Data about app and page elements
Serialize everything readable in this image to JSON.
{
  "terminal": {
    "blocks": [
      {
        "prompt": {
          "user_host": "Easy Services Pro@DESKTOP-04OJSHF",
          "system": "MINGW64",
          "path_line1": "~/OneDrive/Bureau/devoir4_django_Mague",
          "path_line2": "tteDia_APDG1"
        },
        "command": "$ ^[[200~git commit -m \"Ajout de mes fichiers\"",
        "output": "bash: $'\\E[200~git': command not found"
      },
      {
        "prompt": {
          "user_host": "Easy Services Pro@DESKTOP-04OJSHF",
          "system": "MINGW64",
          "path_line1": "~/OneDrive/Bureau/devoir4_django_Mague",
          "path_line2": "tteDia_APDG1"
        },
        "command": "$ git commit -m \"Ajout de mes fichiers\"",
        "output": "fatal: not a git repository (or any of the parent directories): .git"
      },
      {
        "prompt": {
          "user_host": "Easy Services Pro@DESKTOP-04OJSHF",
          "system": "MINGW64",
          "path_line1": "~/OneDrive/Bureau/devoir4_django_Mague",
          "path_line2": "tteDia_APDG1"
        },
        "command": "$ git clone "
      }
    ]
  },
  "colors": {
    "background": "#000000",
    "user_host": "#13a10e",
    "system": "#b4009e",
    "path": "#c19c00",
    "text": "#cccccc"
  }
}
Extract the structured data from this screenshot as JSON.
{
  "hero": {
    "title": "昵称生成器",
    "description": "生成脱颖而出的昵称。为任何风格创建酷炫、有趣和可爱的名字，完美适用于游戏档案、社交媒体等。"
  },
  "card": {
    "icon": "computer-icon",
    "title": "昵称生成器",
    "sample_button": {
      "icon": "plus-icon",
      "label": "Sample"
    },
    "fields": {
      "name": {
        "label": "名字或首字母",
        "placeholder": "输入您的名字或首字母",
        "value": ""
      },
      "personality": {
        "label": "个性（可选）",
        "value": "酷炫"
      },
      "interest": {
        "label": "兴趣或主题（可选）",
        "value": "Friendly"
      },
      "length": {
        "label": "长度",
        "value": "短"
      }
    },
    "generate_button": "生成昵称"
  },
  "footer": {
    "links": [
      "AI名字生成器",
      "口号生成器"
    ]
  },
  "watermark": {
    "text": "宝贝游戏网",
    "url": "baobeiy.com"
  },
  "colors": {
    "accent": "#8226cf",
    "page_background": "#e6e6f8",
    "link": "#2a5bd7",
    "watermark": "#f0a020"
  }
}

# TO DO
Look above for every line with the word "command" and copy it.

# SOLUTION TO THIS PROBLEM
        "command": "$ ^[[200~git commit -m \"Ajout de mes fichiers\"",
        "output": "bash: $'\\E[200~git': command not found"
        "command": "$ git commit -m \"Ajout de mes fichiers\"",
        "command": "$ git clone "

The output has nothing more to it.